Today, you dove into a crash-course focused on understanding the basic principles and areas of concern that are the focus of the field of neuroethics. You’ve considered how neuroethicists collaborate with researchers to consider vexing issues throughout the research process, such as privacy, security, identity, and agency. You have also read accounts that show the truly interdisciplinary nature of neurotechnology research, and seen how engineers, scientists, philosophers, and patients can work together to better understand how to develop and implement neurotechnologies.
Tomorrow, you will focus your learning on college and career pathways that will further emphasize the interdisciplinary nature of the field of neurotechnology. From philosophers, computer scientists, and statisticians, to neurosurgeons, electrical engineers, and physical therapists—neurotechnology offers a cutting-edge field rich with different career opportunities.
Tomorrow we will wrap up this week-long experience by focusing on college and career pathways that can lead to working in the exciting field of neurotechnology. Our guest speaker, Dave Wolczyk, will join us from the University of Washington’s Math Science Upward Bound (UW STEMsub) program.
- Mc Glanaghy E, Di Pietro N, and Illes J. (2015). “The Brain and Ethics: An Introduction to Research in Neuroethics.” Front. Young Minds. 3:2. doi: 10.3389/frym.2015.00002. This is an open-access article distributed under the terms of the Creative Commons Attribution License (CC BY).
- Book/Brain icon made by Smashicons from https://www.flaticon.com.
- Video Play Button icon made by Freepike from https://www.flaticon.com.
- Head/Question icon made by Smashicons from https://www.flaticon.com.
- Artistotle image from Wikimedia Commons https://en.wikipedia.org/wiki/Aristotle#/media/File:Aristotle_Altemps_Inv8575.jpg.
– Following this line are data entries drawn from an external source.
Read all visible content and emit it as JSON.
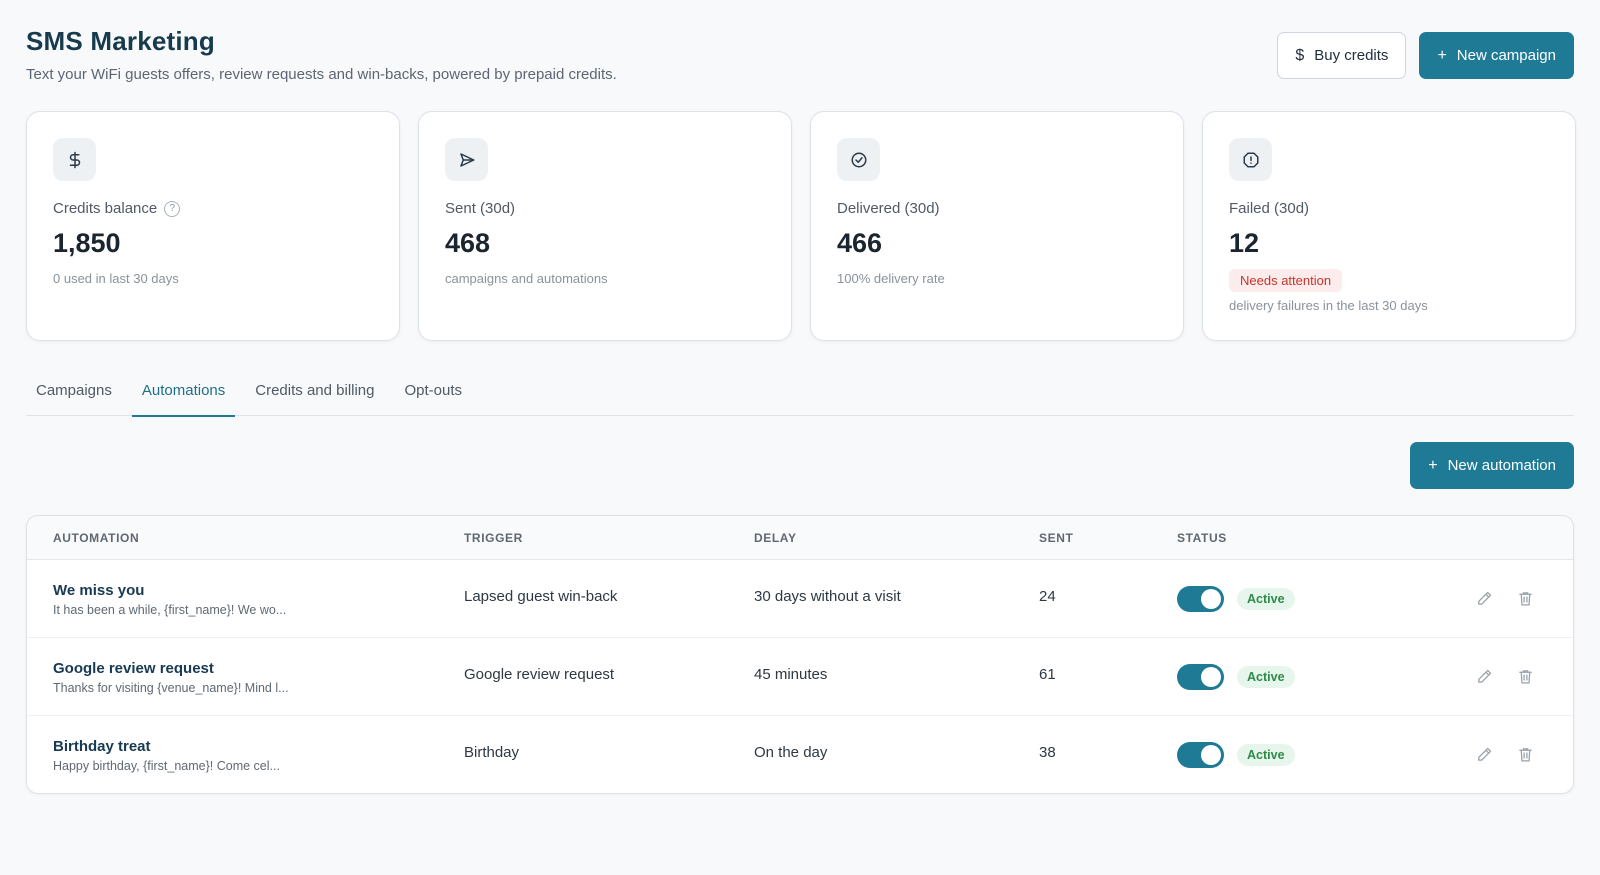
{
  "header": {
    "title": "SMS Marketing",
    "subtitle": "Text your WiFi guests offers, review requests and win-backs, powered by prepaid credits.",
    "buy_credits_label": "Buy credits",
    "new_campaign_label": "New campaign"
  },
  "stats": [
    {
      "icon": "dollar-icon",
      "label": "Credits balance",
      "value": "1,850",
      "note": "0 used in last 30 days"
    },
    {
      "icon": "send-icon",
      "label": "Sent (30d)",
      "value": "468",
      "note": "campaigns and automations"
    },
    {
      "icon": "check-circle-icon",
      "label": "Delivered (30d)",
      "value": "466",
      "note": "100% delivery rate"
    },
    {
      "icon": "alert-octagon-icon",
      "label": "Failed (30d)",
      "value": "12",
      "badge": "Needs attention",
      "note": "delivery failures in the last 30 days"
    }
  ],
  "tabs": [
    {
      "label": "Campaigns",
      "active": false
    },
    {
      "label": "Automations",
      "active": true
    },
    {
      "label": "Credits and billing",
      "active": false
    },
    {
      "label": "Opt-outs",
      "active": false
    }
  ],
  "new_automation_label": "New automation",
  "table": {
    "headers": {
      "automation": "AUTOMATION",
      "trigger": "TRIGGER",
      "delay": "DELAY",
      "sent": "SENT",
      "status": "STATUS"
    },
    "rows": [
      {
        "name": "We miss you",
        "preview": "It has been a while, {first_name}! We wo...",
        "trigger": "Lapsed guest win-back",
        "delay": "30 days without a visit",
        "sent": "24",
        "enabled": true,
        "status": "Active"
      },
      {
        "name": "Google review request",
        "preview": "Thanks for visiting {venue_name}! Mind l...",
        "trigger": "Google review request",
        "delay": "45 minutes",
        "sent": "61",
        "enabled": true,
        "status": "Active"
      },
      {
        "name": "Birthday treat",
        "preview": "Happy birthday, {first_name}! Come cel...",
        "trigger": "Birthday",
        "delay": "On the day",
        "sent": "38",
        "enabled": true,
        "status": "Active"
      }
    ]
  },
  "colors": {
    "primary": "#1f7a96",
    "active_badge_bg": "#e7f6ec",
    "active_badge_text": "#2f8a4a",
    "attention_bg": "#fdecec",
    "attention_text": "#c8342c"
  }
}
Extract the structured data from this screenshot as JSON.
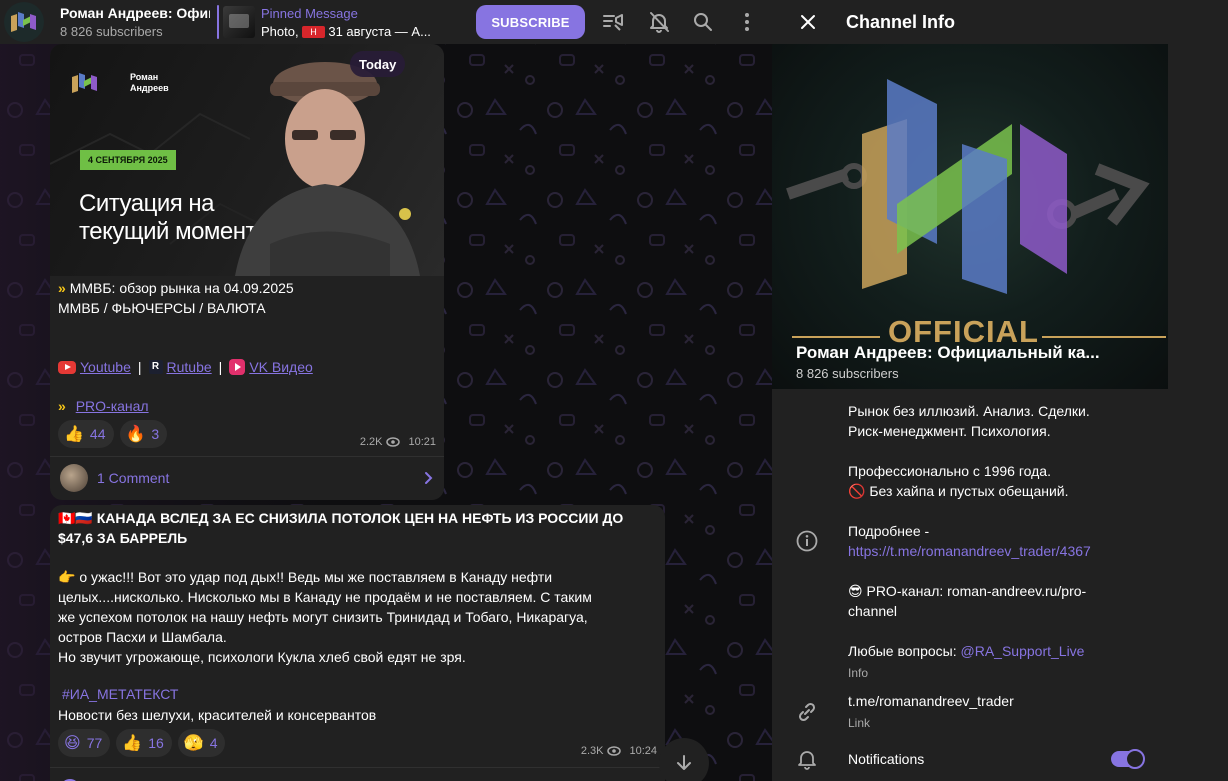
{
  "header": {
    "channel_title": "Роман Андреев: Официальный канал",
    "subscribers": "8 826 subscribers",
    "pinned_label": "Pinned Message",
    "pinned_prefix": "Photo,",
    "pinned_tag": "Н",
    "pinned_rest": "31 августа — А...",
    "subscribe_label": "SUBSCRIBE",
    "icons": [
      "video-chat-icon",
      "mute-icon",
      "search-icon",
      "more-icon"
    ]
  },
  "post1": {
    "date_pill": "Today",
    "image": {
      "brand_line1": "Роман",
      "brand_line2": "Андреев",
      "date_badge": "4 СЕНТЯБРЯ 2025",
      "headline_line1": "Ситуация на",
      "headline_line2": "текущий момент"
    },
    "line1": "ММВБ: обзор рынка на 04.09.2025",
    "line2": "ММВБ / ФЬЮЧЕРСЫ / ВАЛЮТА",
    "links": [
      {
        "label": "Youtube"
      },
      {
        "label": "Rutube"
      },
      {
        "label": "VK Видео"
      }
    ],
    "pro_link": "PRO-канал",
    "reactions": [
      {
        "emoji": "👍",
        "count": "44"
      },
      {
        "emoji": "🔥",
        "count": "3"
      }
    ],
    "views": "2.2K",
    "time": "10:21",
    "comments": "1 Comment"
  },
  "post2": {
    "headline": "🇨🇦🇷🇺 КАНАДА ВСЛЕД ЗА ЕС СНИЗИЛА ПОТОЛОК ЦЕН НА НЕФТЬ ИЗ РОССИИ ДО $47,6 ЗА БАРРЕЛЬ",
    "body_line1": "👉 о ужас!!! Вот это удар под дых!! Ведь мы же поставляем в Канаду нефти",
    "body_line2": "целых....нисколько. Нисколько мы в Канаду не продаём и не поставляем. С таким",
    "body_line3": "же успехом потолок на нашу нефть могут снизить Тринидад и Тобаго, Никарагуа,",
    "body_line4": "остров Пасхи и Шамбала.",
    "body_line5": "Но звучит угрожающе, психологи Кукла хлеб свой едят не зря.",
    "hashtag": "#ИА_МЕТАТЕКСТ",
    "tagline": "Новости без шелухи, красителей и консервантов",
    "reactions": [
      {
        "emoji": "😆",
        "count": "77"
      },
      {
        "emoji": "👍",
        "count": "16"
      },
      {
        "emoji": "🫣",
        "count": "4"
      }
    ],
    "views": "2.3K",
    "time": "10:24"
  },
  "panel": {
    "title": "Channel Info",
    "cover_official": "OFFICIAL",
    "name": "Роман Андреев: Официальный ка...",
    "subscribers": "8 826 subscribers",
    "desc_line1": "Рынок без иллюзий. Анализ. Сделки.",
    "desc_line2": "Риск-менеджмент. Психология.",
    "desc_line3": "Профессионально с 1996 года.",
    "desc_line4": "🚫 Без хайпа и пустых обещаний.",
    "more_label": "Подробнее -",
    "more_link": "https://t.me/romanandreev_trader/4367",
    "pro_line1": "😎 PRO-канал: roman-andreev.ru/pro-",
    "pro_line2": "channel",
    "questions_prefix": "Любые вопросы: ",
    "questions_handle": "@RA_Support_Live",
    "info_caption": "Info",
    "link_value": "t.me/romanandreev_trader",
    "link_caption": "Link",
    "notifications_label": "Notifications",
    "notifications_on": true
  },
  "colors": {
    "accent": "#8774e1",
    "panel_bg": "#212121",
    "chat_bg": "#0e0e10"
  }
}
- Photographs of CNT researchers from the Center for Neurotechnology.
- Images of Drs. Klein, Brown, and Goering from the University of Washington.